Page and application data records
►
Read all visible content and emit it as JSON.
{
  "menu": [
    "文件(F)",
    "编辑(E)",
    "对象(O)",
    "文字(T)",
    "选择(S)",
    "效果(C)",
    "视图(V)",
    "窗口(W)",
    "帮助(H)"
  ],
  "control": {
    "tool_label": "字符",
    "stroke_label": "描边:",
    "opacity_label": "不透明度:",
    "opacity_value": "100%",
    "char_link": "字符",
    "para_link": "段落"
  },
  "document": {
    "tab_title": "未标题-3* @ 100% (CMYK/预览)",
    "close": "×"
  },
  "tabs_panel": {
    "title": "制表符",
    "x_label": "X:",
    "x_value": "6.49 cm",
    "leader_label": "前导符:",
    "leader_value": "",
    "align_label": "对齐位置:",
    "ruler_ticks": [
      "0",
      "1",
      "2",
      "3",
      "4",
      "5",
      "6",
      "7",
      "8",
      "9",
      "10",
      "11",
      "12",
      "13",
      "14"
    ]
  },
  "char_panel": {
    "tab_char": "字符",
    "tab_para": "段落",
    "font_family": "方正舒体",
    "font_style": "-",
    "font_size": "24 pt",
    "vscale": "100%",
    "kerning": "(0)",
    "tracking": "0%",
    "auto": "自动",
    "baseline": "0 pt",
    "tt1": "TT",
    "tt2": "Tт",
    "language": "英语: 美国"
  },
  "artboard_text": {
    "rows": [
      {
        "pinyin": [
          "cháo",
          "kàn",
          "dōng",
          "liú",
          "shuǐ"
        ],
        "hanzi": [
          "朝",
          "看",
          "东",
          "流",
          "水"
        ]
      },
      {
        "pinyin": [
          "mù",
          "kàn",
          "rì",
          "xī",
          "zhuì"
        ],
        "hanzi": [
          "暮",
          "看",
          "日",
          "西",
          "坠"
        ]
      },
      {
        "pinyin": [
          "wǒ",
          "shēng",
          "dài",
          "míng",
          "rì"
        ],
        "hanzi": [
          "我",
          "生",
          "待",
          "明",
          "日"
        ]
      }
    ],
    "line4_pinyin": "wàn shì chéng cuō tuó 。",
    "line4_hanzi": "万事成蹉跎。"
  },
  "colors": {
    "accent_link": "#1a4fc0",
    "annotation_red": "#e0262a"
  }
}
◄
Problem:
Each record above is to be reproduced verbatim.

Written response:
Read all visible content and emit it as JSON.
{
  "menu": [
    "文件(F)",
    "编辑(E)",
    "对象(O)",
    "文字(T)",
    "选择(S)",
    "效果(C)",
    "视图(V)",
    "窗口(W)",
    "帮助(H)"
  ],
  "control": {
    "tool_label": "字符",
    "stroke_label": "描边:",
    "opacity_label": "不透明度:",
    "opacity_value": "100%",
    "char_link": "字符",
    "para_link": "段落"
  },
  "document": {
    "tab_title": "未标题-3* @ 100% (CMYK/预览)",
    "close": "×"
  },
  "tabs_panel": {
    "title": "制表符",
    "x_label": "X:",
    "x_value": "6.49 cm",
    "leader_label": "前导符:",
    "leader_value": "",
    "align_label": "对齐位置:",
    "ruler_ticks": [
      "0",
      "1",
      "2",
      "3",
      "4",
      "5",
      "6",
      "7",
      "8",
      "9",
      "10",
      "11",
      "12",
      "13",
      "14"
    ]
  },
  "char_panel": {
    "tab_char": "字符",
    "tab_para": "段落",
    "font_family": "方正舒体",
    "font_style": "-",
    "font_size": "24 pt",
    "vscale": "100%",
    "kerning": "(0)",
    "tracking": "0%",
    "auto": "自动",
    "baseline": "0 pt",
    "tt1": "TT",
    "tt2": "Tт",
    "language": "英语: 美国"
  },
  "artboard_text": {
    "rows": [
      {
        "pinyin": [
          "cháo",
          "kàn",
          "dōng",
          "liú",
          "shuǐ"
        ],
        "hanzi": [
          "朝",
          "看",
          "东",
          "流",
          "水"
        ]
      },
      {
        "pinyin": [
          "mù",
          "kàn",
          "rì",
          "xī",
          "zhuì"
        ],
        "hanzi": [
          "暮",
          "看",
          "日",
          "西",
          "坠"
        ]
      },
      {
        "pinyin": [
          "wǒ",
          "shēng",
          "dài",
          "míng",
          "rì"
        ],
        "hanzi": [
          "我",
          "生",
          "待",
          "明",
          "日"
        ]
      }
    ],
    "line4_pinyin": "wàn shì chéng cuō tuó 。",
    "line4_hanzi": "万事成蹉跎。"
  },
  "colors": {
    "accent_link": "#1a4fc0",
    "annotation_red": "#e0262a"
  }
}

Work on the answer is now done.